Disclaimer: I don't own Chronicles of Narnia.

I remember being on the maiden voyage of the Dawn Treader. She was a beautiful ship. Small, yes, but beautiful.

I remember the different Islands. They were beautiful, too—some were terrible in there beauty, others, beneficent.

I remember being a dragon, so large when compared to Reep or even Edmund, but tiny compared to the vast loneliness of Dragon Island. They tell me I was beautiful, for a dragon.

I remember Ramandu's Island—though I still don't know what a purple smell is, I do know what beauty means.

I remember the Lamb that became a Lion at the world's end, and I know that He is both good and terrible, with a beauty all His own.

Now I travel toward Narnia, across the waves I remember so well. Far beneath me is the Silver Sea, its liquid light so bright that it hurts my eyes.

Now I travel toward Narnia, flying high over the Islands. Far below is Dragon Island, and even from here I see the piles of treasure glinting in the sun.

Now I travel toward Narnia, coming ever closer to the waves. I clear Narrowhaven by barely a mile.

Now I travel toward Narnia, the land that I have never seen.

I wonder how much time has passed there, and if anything is wrong there. Nothing was wrong—not truly wrong—the last time I was in this world, and I wonder if it will be the same.

I wonder at myself. Nothing will ever be the same. My cousins came back the second time to find their kingdom in shambles and a millennium passed.

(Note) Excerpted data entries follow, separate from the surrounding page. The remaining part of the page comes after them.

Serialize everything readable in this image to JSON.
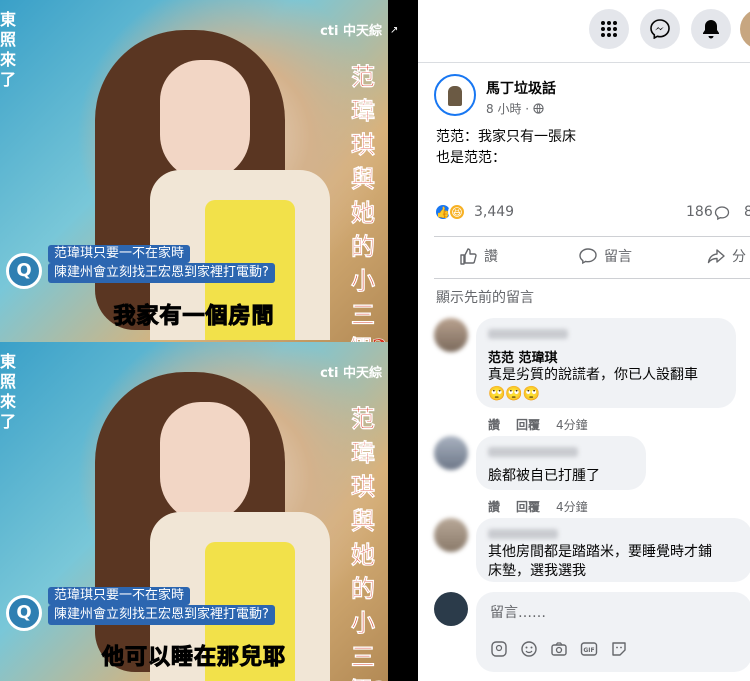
{
  "meme": {
    "logo": "cti 中天綜",
    "vertical_title": "范瑋琪與她的小三們?!",
    "left_tag": "東照來了",
    "banner_line1": "范瑋琪只要一不在家時",
    "banner_line2": "陳建州會立刻找王宏恩到家裡打電動?",
    "caption_top": "我家有一個房間",
    "caption_bottom": "他可以睡在那兒耶"
  },
  "post": {
    "page_name": "馬丁垃圾話",
    "time": "8 小時",
    "privacy_icon": "globe-icon",
    "text_line1": "范范：我家只有一張床",
    "text_line2": "也是范范：",
    "reaction_count": "3,449",
    "comment_count": "186",
    "share_count": "8",
    "actions": {
      "like": "讚",
      "comment": "留言",
      "share": "分"
    },
    "show_previous": "顯示先前的留言"
  },
  "comments": [
    {
      "tag": "范范 范瑋琪",
      "text": "真是劣質的說謊者，你已人設翻車",
      "emoji": "🙄🙄🙄",
      "like": "讚",
      "reply": "回覆",
      "time": "4分鐘"
    },
    {
      "text": "臉都被自已打腫了",
      "like": "讚",
      "reply": "回覆",
      "time": "4分鐘"
    },
    {
      "text_line1": "其他房間都是踏踏米，要睡覺時才鋪",
      "text_line2": "床墊，選我選我"
    }
  ],
  "composer": {
    "placeholder": "留言……"
  },
  "colors": {
    "accent": "#1877f2",
    "secondary_text": "#65676b",
    "bubble": "#f0f2f5"
  }
}
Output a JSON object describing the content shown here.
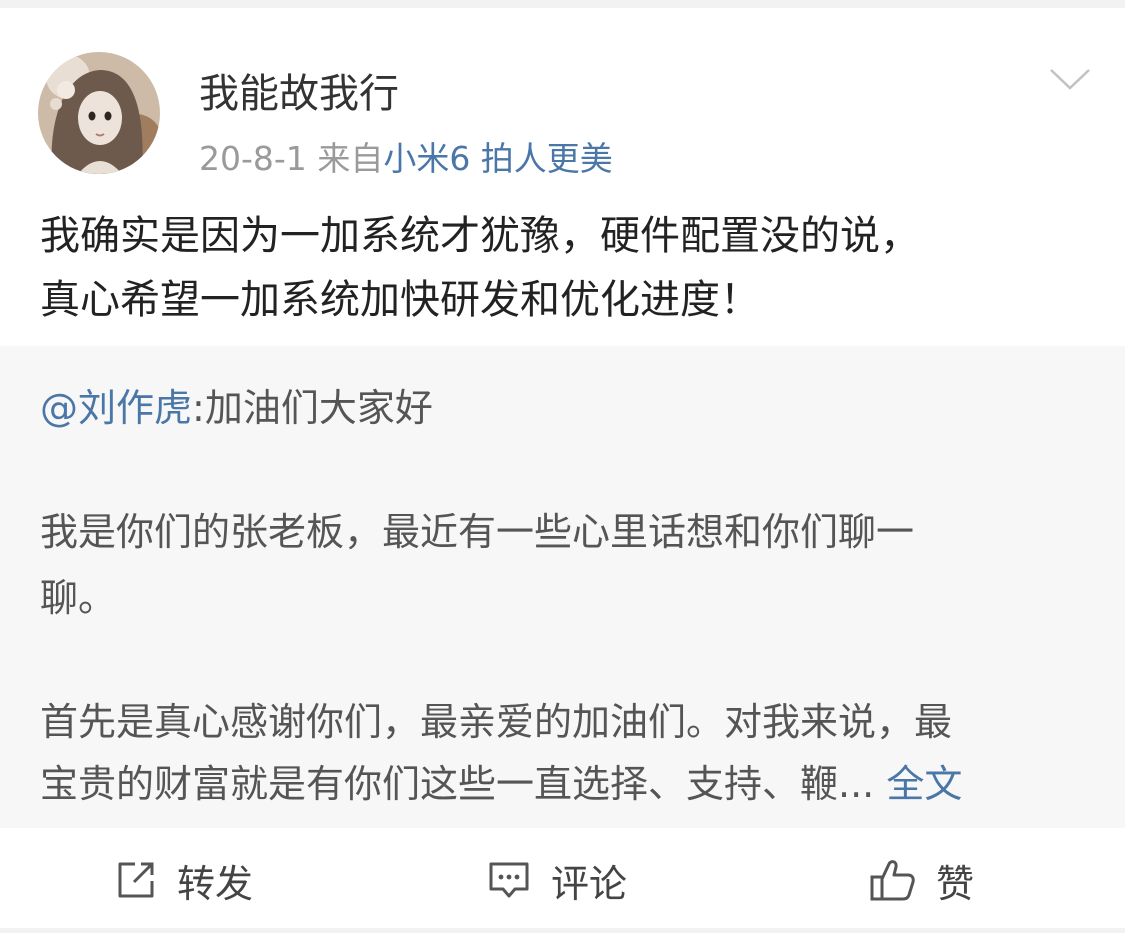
{
  "post": {
    "author": "我能故我行",
    "date": "20-8-1",
    "source_prefix": "来自",
    "source": "小米6 拍人更美",
    "text_lines": [
      "我确实是因为一加系统才犹豫，硬件配置没的说，",
      "真心希望一加系统加快研发和优化进度！"
    ]
  },
  "repost": {
    "mention": "@刘作虎",
    "first_line_rest": ":加油们大家好",
    "lines": [
      "我是你们的张老板，最近有一些心里话想和你们聊一",
      "聊。",
      "首先是真心感谢你们，最亲爱的加油们。对我来说，最",
      "宝贵的财富就是有你们这些一直选择、支持、鞭..."
    ],
    "full_text_link": "全文"
  },
  "actions": {
    "repost_label": "转发",
    "comment_label": "评论",
    "like_label": "赞"
  },
  "icons": {
    "menu": "chevron-down-icon",
    "repost": "share-icon",
    "comment": "comment-icon",
    "like": "thumbs-up-icon"
  }
}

I wonder why Jill is here.

The waves skim my foot. The shoreline is fast approaching. Something is happening.

There is an old man boarding a ship. She is large, and nothing like Dawn Treader, but still beautiful in her own way. Couriers and courtiers stand by the gangplank and wave their hats and cheer.

I land with a bump on a river bank and creep forward until I can see.

There is a silence. Another person lands beside me. I know it is Jill. We watch in silence.

Caspian, an old, doddering man? It is not as much time, I know, as it was for the Pevensies, but it still comes as a shock. Jill doesn't understand. To her, the King is just a King. A doddering old man. A man whose prime has come and gone. A man who is preparing to die.

I know better. That man was my friend. Fair and golden-haired and in the prime of youth. Impetuous and lithe. Limber and strong. His hands never shook—not with fear, not with age. They should not be shaking now.

It's the little things, I suppose, that make me realize how fragile life is. Like watching my childhood friend die an old man, while I myself have not done with school uniforms or suppers.

Like watching him embrace his son with tremulous arms—the son that is at least twice my age.

Like seeing Caspian again, as he was when I knew him, and yet knowing he remained in Aslan's country while I went back to England.

I've been to Aslan's country thrice already, and each time I've been sent away. Perhaps the next time I will join him where I truly belong.

Poor Eustace.